Pick one that resonates with you and get started. Small moves can make a big impact.


Your financial professional will be able to review your situation without letting emotion play a part and help you understand what assets make sense for you based on your individual needs and circumstances. A Certified Divorce Financial Analyst (CDFA) is trained in helping divorcing couples split the marital assets in an equitable manner. This work can provide some much-needed clarity, especially for the spouse who hasn’t been in the driver’s seat of the financial matters during the marriage.

One spouse may have higher earning potential than the other; one may have been out of the work force for many years and have dated skills that hinder their earning potential going forward. A spouse or child may have special needs to consider which may affect the ability to work.

The bottom line is that both spouses need to know how they will support themselves in their post-divorce future, and for the spouse that hasn’t been the primary breadwinner; they need to know that spousal support, if awarded, will probably not be forever.
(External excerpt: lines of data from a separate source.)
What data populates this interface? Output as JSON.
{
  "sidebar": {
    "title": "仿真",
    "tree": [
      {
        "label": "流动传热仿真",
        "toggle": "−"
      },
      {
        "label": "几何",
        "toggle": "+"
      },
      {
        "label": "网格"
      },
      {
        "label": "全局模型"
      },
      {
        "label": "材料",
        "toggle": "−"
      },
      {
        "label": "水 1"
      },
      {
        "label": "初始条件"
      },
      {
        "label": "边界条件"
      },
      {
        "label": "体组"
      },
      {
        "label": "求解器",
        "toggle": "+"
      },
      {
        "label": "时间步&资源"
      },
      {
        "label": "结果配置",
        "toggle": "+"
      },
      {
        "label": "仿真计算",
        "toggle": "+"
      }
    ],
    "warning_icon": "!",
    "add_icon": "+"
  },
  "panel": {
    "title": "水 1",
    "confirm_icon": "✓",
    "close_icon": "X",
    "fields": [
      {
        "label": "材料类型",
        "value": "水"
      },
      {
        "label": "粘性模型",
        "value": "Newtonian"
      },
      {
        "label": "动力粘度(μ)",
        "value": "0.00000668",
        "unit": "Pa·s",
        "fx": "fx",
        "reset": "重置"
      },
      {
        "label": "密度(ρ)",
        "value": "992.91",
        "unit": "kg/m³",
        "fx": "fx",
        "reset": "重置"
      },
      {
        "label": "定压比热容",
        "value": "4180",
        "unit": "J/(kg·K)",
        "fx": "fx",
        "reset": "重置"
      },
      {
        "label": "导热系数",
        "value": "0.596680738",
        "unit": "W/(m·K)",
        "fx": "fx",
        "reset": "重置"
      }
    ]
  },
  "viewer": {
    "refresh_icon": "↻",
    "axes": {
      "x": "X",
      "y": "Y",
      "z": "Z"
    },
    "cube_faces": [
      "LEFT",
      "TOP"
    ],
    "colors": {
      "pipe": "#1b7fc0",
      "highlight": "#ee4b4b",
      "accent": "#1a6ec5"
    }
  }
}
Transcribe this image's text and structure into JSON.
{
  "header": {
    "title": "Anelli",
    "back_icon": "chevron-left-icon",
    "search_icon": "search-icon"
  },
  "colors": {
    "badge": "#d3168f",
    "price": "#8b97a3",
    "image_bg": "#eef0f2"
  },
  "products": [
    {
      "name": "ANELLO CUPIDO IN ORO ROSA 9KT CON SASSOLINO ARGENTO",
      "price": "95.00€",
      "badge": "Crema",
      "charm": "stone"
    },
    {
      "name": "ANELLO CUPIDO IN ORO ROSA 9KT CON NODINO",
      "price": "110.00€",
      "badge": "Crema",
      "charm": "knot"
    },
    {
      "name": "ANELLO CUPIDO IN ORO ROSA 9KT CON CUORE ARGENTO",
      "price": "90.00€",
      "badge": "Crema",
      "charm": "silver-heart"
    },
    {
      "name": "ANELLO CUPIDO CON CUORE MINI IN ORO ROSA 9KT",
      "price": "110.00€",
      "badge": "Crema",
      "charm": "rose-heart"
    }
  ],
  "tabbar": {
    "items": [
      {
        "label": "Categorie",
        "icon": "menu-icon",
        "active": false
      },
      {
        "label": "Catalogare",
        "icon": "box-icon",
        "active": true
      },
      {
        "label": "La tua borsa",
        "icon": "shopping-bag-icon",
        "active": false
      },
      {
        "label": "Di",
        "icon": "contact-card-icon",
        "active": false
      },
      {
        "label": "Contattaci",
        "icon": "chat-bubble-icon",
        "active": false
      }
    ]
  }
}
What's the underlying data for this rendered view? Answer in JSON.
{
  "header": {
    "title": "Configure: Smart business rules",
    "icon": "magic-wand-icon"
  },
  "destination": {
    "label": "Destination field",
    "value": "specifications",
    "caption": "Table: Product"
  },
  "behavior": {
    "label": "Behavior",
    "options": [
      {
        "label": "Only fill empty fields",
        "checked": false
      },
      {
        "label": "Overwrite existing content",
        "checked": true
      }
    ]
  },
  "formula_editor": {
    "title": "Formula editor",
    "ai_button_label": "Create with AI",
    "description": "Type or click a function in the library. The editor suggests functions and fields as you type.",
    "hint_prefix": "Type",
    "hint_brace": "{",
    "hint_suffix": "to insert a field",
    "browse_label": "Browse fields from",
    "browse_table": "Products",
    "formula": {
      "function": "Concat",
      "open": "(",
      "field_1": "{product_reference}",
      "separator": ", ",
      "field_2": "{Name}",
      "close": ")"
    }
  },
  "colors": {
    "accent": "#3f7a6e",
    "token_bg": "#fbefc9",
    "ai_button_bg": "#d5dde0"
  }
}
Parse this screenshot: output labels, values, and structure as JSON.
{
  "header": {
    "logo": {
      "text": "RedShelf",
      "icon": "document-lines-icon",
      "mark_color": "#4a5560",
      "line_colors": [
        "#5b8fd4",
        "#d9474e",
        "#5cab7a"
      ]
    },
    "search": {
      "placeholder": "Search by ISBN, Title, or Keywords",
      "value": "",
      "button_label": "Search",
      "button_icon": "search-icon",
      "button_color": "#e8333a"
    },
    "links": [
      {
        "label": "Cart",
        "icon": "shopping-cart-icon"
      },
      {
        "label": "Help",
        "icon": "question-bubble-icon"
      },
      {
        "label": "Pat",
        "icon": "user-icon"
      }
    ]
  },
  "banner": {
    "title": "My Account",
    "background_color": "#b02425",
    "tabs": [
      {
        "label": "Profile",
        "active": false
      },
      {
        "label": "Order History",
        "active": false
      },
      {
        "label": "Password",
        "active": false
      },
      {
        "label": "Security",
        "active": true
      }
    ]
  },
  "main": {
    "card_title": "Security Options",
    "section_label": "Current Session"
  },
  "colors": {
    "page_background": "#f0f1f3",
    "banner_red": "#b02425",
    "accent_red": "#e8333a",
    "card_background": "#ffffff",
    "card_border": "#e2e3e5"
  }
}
In many cases, the couple will think that splitting each asset 50/50 will be a quick and easy solution. While it may be quick and simple, it might not be the best solution for you and what you need. In fact, not every dollar is created equal. Assets like a house or car carry a dollar value, for example, but offer no ability to support future expenses unless they are sold (see #2, above).  You also need to be mindful of how tax-deferred assets, like retirement accounts, are valued. There is an IOU attached to every dollar in a retirement account called taxes and you will be subject to an additional penalty of 10% if you try to withdraw those assets before you are 59 ½. So when splitting investment accounts, the ability to access money today needs to be balanced with money that will be available in the future.


While money may be the “last taboo subject” left in polite conversation, discussing personal finance with a trusted friend might be just the ticket to ground you in your new reality, and to fortify your self confidence that you can, in fact, move forward with your head held high.

If talking to friends is not something you feel comfortable doing just yet, consider joining a conversation group where you are with others going on a similar journey. Sharing similar stories with others can be helpful and reassuring. The camaraderie can be quite empowering at times.


Financial advisors definitely recommend that both partners in a couple be “in the know” when it comes to personal finance; now that your life is moving forward in a new direction, away from the marriage you knew, it’s time to advocate for yourself and your needs.